### DATA EXTRACTS:
☆ ☆ ☆ ☆ ☆
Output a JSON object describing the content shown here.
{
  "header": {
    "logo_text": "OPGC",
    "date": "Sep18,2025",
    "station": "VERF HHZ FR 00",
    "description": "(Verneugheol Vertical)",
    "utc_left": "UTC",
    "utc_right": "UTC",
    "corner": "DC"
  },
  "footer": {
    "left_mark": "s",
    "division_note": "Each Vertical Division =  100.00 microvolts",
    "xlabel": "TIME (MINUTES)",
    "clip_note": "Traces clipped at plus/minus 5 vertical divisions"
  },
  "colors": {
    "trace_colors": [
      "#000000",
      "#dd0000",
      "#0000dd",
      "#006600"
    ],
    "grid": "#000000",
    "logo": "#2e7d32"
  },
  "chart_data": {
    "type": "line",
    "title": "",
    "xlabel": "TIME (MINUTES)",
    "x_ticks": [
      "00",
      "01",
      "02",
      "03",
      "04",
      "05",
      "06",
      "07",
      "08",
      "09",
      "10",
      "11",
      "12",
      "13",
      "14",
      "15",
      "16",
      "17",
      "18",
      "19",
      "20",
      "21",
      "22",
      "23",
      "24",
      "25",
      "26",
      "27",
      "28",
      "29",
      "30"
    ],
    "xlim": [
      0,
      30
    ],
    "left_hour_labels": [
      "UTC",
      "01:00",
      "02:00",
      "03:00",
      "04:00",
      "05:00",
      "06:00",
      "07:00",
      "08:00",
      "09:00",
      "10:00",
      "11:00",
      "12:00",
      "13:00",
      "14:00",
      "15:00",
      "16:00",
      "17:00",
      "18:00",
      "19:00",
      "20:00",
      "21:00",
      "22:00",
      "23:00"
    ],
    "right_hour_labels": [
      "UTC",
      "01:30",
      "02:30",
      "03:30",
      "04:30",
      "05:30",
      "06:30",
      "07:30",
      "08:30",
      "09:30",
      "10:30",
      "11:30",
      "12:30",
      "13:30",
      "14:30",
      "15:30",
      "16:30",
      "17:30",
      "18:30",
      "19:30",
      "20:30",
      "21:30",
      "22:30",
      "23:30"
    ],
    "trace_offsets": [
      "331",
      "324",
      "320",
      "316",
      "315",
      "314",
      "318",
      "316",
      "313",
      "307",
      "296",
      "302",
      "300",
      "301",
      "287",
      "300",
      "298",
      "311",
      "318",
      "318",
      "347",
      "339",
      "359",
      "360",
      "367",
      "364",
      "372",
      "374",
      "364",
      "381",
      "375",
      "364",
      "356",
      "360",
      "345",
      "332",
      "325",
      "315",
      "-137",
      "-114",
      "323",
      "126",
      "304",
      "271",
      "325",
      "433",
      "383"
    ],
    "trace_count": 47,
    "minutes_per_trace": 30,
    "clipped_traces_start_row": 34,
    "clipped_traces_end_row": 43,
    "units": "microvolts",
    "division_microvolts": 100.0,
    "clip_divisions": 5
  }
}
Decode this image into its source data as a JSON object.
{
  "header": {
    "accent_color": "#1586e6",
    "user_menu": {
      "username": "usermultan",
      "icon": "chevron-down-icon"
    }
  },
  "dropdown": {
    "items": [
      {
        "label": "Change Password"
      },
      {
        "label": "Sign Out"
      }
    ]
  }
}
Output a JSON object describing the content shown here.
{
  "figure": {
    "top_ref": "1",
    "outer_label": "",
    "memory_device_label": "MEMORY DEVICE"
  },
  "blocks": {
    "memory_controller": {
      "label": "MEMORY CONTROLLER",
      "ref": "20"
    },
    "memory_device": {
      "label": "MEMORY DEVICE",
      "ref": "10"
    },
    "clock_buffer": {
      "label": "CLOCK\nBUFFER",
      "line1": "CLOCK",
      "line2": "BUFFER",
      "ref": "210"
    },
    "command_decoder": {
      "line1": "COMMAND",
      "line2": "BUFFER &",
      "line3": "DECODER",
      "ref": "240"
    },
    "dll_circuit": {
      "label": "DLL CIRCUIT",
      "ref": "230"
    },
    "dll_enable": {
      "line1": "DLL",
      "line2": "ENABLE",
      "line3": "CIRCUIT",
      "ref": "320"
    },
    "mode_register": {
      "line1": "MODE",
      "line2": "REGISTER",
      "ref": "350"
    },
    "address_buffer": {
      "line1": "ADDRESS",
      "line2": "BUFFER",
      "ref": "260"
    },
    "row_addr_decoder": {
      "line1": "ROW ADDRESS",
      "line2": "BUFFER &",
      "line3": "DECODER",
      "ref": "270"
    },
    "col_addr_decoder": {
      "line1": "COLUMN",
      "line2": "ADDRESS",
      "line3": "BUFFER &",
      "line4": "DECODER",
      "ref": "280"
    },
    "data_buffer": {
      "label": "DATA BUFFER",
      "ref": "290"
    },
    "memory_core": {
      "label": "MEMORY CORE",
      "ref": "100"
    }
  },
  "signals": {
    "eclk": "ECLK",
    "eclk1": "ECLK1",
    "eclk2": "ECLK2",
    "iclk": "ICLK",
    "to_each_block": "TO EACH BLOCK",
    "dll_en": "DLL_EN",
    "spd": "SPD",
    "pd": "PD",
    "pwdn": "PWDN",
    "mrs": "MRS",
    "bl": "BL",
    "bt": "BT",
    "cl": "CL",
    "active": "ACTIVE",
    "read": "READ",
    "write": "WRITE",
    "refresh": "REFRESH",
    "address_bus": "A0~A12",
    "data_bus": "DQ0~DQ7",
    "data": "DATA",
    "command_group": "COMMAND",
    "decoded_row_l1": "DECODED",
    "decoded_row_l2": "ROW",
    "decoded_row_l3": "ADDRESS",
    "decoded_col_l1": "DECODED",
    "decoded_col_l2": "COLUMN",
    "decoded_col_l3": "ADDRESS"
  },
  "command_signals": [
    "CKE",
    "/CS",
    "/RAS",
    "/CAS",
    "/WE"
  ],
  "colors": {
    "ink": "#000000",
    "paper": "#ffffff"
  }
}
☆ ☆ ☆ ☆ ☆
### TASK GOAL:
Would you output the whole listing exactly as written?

### PROBLEM SOLUTION:
Output a JSON object describing the content shown here.
{
  "header": {
    "logo_text": "OPGC",
    "date": "Sep18,2025",
    "station": "VERF HHZ FR 00",
    "description": "(Verneugheol Vertical)",
    "utc_left": "UTC",
    "utc_right": "UTC",
    "corner": "DC"
  },
  "footer": {
    "left_mark": "s",
    "division_note": "Each Vertical Division =  100.00 microvolts",
    "xlabel": "TIME (MINUTES)",
    "clip_note": "Traces clipped at plus/minus 5 vertical divisions"
  },
  "colors": {
    "trace_colors": [
      "#000000",
      "#dd0000",
      "#0000dd",
      "#006600"
    ],
    "grid": "#000000",
    "logo": "#2e7d32"
  },
  "chart_data": {
    "type": "line",
    "title": "",
    "xlabel": "TIME (MINUTES)",
    "x_ticks": [
      "00",
      "01",
      "02",
      "03",
      "04",
      "05",
      "06",
      "07",
      "08",
      "09",
      "10",
      "11",
      "12",
      "13",
      "14",
      "15",
      "16",
      "17",
      "18",
      "19",
      "20",
      "21",
      "22",
      "23",
      "24",
      "25",
      "26",
      "27",
      "28",
      "29",
      "30"
    ],
    "xlim": [
      0,
      30
    ],
    "left_hour_labels": [
      "UTC",
      "01:00",
      "02:00",
      "03:00",
      "04:00",
      "05:00",
      "06:00",
      "07:00",
      "08:00",
      "09:00",
      "10:00",
      "11:00",
      "12:00",
      "13:00",
      "14:00",
      "15:00",
      "16:00",
      "17:00",
      "18:00",
      "19:00",
      "20:00",
      "21:00",
      "22:00",
      "23:00"
    ],
    "right_hour_labels": [
      "UTC",
      "01:30",
      "02:30",
      "03:30",
      "04:30",
      "05:30",
      "06:30",
      "07:30",
      "08:30",
      "09:30",
      "10:30",
      "11:30",
      "12:30",
      "13:30",
      "14:30",
      "15:30",
      "16:30",
      "17:30",
      "18:30",
      "19:30",
      "20:30",
      "21:30",
      "22:30",
      "23:30"
    ],
    "trace_offsets": [
      "331",
      "324",
      "320",
      "316",
      "315",
      "314",
      "318",
      "316",
      "313",
      "307",
      "296",
      "302",
      "300",
      "301",
      "287",
      "300",
      "298",
      "311",
      "318",
      "318",
      "347",
      "339",
      "359",
      "360",
      "367",
      "364",
      "372",
      "374",
      "364",
      "381",
      "375",
      "364",
      "356",
      "360",
      "345",
      "332",
      "325",
      "315",
      "-137",
      "-114",
      "323",
      "126",
      "304",
      "271",
      "325",
      "433",
      "383"
    ],
    "trace_count": 47,
    "minutes_per_trace": 30,
    "clipped_traces_start_row": 34,
    "clipped_traces_end_row": 43,
    "units": "microvolts",
    "division_microvolts": 100.0,
    "clip_divisions": 5
  }
}
Decode this image into its source data as a JSON object.
{
  "header": {
    "accent_color": "#1586e6",
    "user_menu": {
      "username": "usermultan",
      "icon": "chevron-down-icon"
    }
  },
  "dropdown": {
    "items": [
      {
        "label": "Change Password"
      },
      {
        "label": "Sign Out"
      }
    ]
  }
}
Output a JSON object describing the content shown here.
{
  "figure": {
    "top_ref": "1",
    "outer_label": "",
    "memory_device_label": "MEMORY DEVICE"
  },
  "blocks": {
    "memory_controller": {
      "label": "MEMORY CONTROLLER",
      "ref": "20"
    },
    "memory_device": {
      "label": "MEMORY DEVICE",
      "ref": "10"
    },
    "clock_buffer": {
      "label": "CLOCK\nBUFFER",
      "line1": "CLOCK",
      "line2": "BUFFER",
      "ref": "210"
    },
    "command_decoder": {
      "line1": "COMMAND",
      "line2": "BUFFER &",
      "line3": "DECODER",
      "ref": "240"
    },
    "dll_circuit": {
      "label": "DLL CIRCUIT",
      "ref": "230"
    },
    "dll_enable": {
      "line1": "DLL",
      "line2": "ENABLE",
      "line3": "CIRCUIT",
      "ref": "320"
    },
    "mode_register": {
      "line1": "MODE",
      "line2": "REGISTER",
      "ref": "350"
    },
    "address_buffer": {
      "line1": "ADDRESS",
      "line2": "BUFFER",
      "ref": "260"
    },
    "row_addr_decoder": {
      "line1": "ROW ADDRESS",
      "line2": "BUFFER &",
      "line3": "DECODER",
      "ref": "270"
    },
    "col_addr_decoder": {
      "line1": "COLUMN",
      "line2": "ADDRESS",
      "line3": "BUFFER &",
      "line4": "DECODER",
      "ref": "280"
    },
    "data_buffer": {
      "label": "DATA BUFFER",
      "ref": "290"
    },
    "memory_core": {
      "label": "MEMORY CORE",
      "ref": "100"
    }
  },
  "signals": {
    "eclk": "ECLK",
    "eclk1": "ECLK1",
    "eclk2": "ECLK2",
    "iclk": "ICLK",
    "to_each_block": "TO EACH BLOCK",
    "dll_en": "DLL_EN",
    "spd": "SPD",
    "pd": "PD",
    "pwdn": "PWDN",
    "mrs": "MRS",
    "bl": "BL",
    "bt": "BT",
    "cl": "CL",
    "active": "ACTIVE",
    "read": "READ",
    "write": "WRITE",
    "refresh": "REFRESH",
    "address_bus": "A0~A12",
    "data_bus": "DQ0~DQ7",
    "data": "DATA",
    "command_group": "COMMAND",
    "decoded_row_l1": "DECODED",
    "decoded_row_l2": "ROW",
    "decoded_row_l3": "ADDRESS",
    "decoded_col_l1": "DECODED",
    "decoded_col_l2": "COLUMN",
    "decoded_col_l3": "ADDRESS"
  },
  "command_signals": [
    "CKE",
    "/CS",
    "/RAS",
    "/CAS",
    "/WE"
  ],
  "colors": {
    "ink": "#000000",
    "paper": "#ffffff"
  }
}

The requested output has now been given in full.